Japan Day 24 - Tokyo

We trekked over to Harajuku for brunch. They had an Eggs ’n Things there (a Hawaiian chain we had discovered early in the trip) and we were both in the mood for American breakfast.

Harajuku is an area in Tokyo known for its colorful street art and fashion scene. On the weekends, it is usually teaming with young people dressed up in cosplay and Lolita fashion (or so I remembered my high school Japanese teacher saying). Japan as a whole is a fairly conservative society. Women don’t typically show their shoulders, or any amount of chest. None of the everyday fashion is anything that Grandma wouldn’t approve of. And yet for some reason, a lot of non-Japanese people tend to associate Tokyo with funky, futuristic fashion trends. Those images all come from Harajuku.

After brunch we walked around in search of some good costumes and people-watching. It was a Sunday so I figured it should be prime time for such an activity. No one was dressed particularly outrageously though, and so I figured we must just be in the wrong area, and I had no idea how to go about finding the right area. In researching for this post though, I stumbled across an article about how Harajuku street fashion is now considered to be dead, mostly due to the growth of big chain corporations like Uniqlo. A well known photographer who used to put out a magazine of Harajuku fashion every month is no longer doing so, because there aren’t enough people left to photograph. Yet another piece of Japanese culture that had disappeared in the last ten years. If you are into fashion, the article is a fun read, or you may just want to see the photos of what I am talking about, since I obviously don't have any. That article can be found here.

Fletch took me to Pandora and bought me a charm of a girl in a kimono for my charm bracelet. He’s given me a charm to commemorate every place that we’ve been together; the perfect memento for someone who never wants anything that takes up any space in a backpack. And then we walked around a few knick-knack stores before hopping on the train back to Shibuya. For someone who really doesn't care to own much in the way of material possessions, I sure do love browsing knick-knacks.


That evening we met up with a friend of mine from high school who has been living in Japan for years now, making her practically a local. She brought us to her favorite seafood izakaya, and introduced us to some of her favorite menu items, in particular, tuna sashimi from parts of the fish that they don’t usually serve elsewhere. I wasn’t a huge fan of the meat from around the eye. The cheek meat was better, the forehead was my favorite, and yes, it was all raw of course. We drank and ate and ordered dozens of small dishes that were all delicious.

As we traded stories of our times in Japan, the bit I mentioned earlier about women not showing their shoulders came up, and she excitedly exclaimed, “Oh shoulders are actually in right now! See?” And sure enough, her sleeves each had a small peekaboo slit. Moral of the story, when you travel to Japan, ditch the tank tops and tube tops.

After dinner we headed over to a British pub. Apparently it was the place everyone would go to when they wanted to interact with English speakers. The pub was deceptively tiny from the front, but once we entered, the establishment kept extending backwards for quite some distance.
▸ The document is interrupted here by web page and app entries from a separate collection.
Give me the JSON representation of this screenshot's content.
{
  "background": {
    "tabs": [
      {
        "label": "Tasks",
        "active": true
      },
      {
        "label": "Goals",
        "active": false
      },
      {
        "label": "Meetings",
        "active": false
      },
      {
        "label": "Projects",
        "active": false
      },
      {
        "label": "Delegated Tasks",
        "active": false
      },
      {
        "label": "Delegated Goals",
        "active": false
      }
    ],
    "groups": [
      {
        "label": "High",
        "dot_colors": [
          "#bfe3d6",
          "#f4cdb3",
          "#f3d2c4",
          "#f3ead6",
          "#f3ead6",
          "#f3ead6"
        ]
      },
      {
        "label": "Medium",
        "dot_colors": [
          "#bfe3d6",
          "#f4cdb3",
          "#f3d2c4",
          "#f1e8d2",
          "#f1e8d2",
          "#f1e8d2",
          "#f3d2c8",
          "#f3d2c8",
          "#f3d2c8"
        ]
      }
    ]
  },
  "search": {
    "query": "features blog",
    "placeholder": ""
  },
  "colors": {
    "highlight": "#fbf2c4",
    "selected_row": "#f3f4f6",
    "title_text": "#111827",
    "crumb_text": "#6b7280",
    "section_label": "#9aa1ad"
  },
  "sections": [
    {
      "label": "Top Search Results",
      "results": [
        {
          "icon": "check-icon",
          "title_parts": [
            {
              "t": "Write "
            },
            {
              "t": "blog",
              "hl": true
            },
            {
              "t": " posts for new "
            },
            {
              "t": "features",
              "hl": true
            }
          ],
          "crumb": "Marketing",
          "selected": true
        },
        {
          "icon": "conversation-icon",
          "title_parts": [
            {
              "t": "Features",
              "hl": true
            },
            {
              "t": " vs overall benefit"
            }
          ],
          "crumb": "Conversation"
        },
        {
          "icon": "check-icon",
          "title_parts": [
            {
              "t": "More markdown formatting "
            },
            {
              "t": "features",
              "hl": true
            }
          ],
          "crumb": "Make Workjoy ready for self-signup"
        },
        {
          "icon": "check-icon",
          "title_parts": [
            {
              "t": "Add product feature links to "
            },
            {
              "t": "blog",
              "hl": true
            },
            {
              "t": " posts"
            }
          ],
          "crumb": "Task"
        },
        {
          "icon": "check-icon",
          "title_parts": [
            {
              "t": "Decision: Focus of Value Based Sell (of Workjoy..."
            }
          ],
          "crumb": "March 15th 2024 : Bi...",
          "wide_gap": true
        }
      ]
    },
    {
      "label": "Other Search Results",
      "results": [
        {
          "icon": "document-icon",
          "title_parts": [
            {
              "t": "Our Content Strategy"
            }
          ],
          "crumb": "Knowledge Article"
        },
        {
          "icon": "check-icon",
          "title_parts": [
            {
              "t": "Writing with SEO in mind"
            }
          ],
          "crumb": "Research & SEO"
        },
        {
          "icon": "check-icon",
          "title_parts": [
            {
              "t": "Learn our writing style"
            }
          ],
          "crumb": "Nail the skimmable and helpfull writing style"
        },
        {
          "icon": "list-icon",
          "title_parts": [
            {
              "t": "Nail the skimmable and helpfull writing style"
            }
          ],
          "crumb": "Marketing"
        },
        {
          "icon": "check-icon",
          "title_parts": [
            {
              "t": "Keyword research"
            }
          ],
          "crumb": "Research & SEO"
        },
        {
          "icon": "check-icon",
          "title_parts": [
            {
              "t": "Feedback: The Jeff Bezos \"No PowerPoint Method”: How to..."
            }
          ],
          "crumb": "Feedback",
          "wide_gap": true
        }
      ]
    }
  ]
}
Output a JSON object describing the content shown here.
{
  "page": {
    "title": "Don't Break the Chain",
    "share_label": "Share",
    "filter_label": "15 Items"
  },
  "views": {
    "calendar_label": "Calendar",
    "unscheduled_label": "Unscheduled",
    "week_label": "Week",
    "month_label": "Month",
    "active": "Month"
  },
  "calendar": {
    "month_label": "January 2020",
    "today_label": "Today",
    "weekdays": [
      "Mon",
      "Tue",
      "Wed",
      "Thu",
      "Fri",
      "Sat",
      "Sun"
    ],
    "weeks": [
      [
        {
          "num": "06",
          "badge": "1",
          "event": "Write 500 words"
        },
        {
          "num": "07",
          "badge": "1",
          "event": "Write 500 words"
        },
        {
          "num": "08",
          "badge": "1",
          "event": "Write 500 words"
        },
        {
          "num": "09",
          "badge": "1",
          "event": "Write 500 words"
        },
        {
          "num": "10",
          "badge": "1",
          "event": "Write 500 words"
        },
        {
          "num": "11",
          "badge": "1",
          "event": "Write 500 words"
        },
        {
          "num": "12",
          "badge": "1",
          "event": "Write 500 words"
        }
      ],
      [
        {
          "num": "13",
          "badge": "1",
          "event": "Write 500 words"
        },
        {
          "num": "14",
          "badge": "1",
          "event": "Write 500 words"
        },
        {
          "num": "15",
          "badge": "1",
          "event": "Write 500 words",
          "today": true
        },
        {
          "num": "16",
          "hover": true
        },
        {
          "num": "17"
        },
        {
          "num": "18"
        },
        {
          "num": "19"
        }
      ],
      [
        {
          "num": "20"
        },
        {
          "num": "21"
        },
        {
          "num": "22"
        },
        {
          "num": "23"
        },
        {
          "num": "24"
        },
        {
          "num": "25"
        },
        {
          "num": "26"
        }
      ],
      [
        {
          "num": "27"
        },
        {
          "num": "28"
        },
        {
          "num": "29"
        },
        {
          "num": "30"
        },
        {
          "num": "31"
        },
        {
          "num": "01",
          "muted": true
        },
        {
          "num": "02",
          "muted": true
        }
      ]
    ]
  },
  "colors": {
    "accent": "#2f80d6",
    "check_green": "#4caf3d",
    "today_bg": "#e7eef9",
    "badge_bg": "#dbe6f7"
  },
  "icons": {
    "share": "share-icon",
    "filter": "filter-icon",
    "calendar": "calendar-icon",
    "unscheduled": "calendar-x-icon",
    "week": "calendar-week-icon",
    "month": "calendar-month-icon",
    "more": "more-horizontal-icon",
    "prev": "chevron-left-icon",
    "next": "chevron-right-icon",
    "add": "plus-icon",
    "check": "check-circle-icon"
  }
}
The air inside was a giant cloud of smoke and people from every corner of the globe were congregated inside like sardines. We met a couple guys from Senegal of all places, and a Japanese guy who had just moved back to Japan after attending pilot school in Arizona.

A couple drinks later, we all walked back to the area where our hotel was located, as apparently there was a craft brewery across the street worth visiting. We arrived to find it closed though, and so did what we usually end up doing when drinking is involved. We bought some drinks at the conbini next door (in Japan there's always a conbini next door) and sat there on the steps into the early hours of the morning.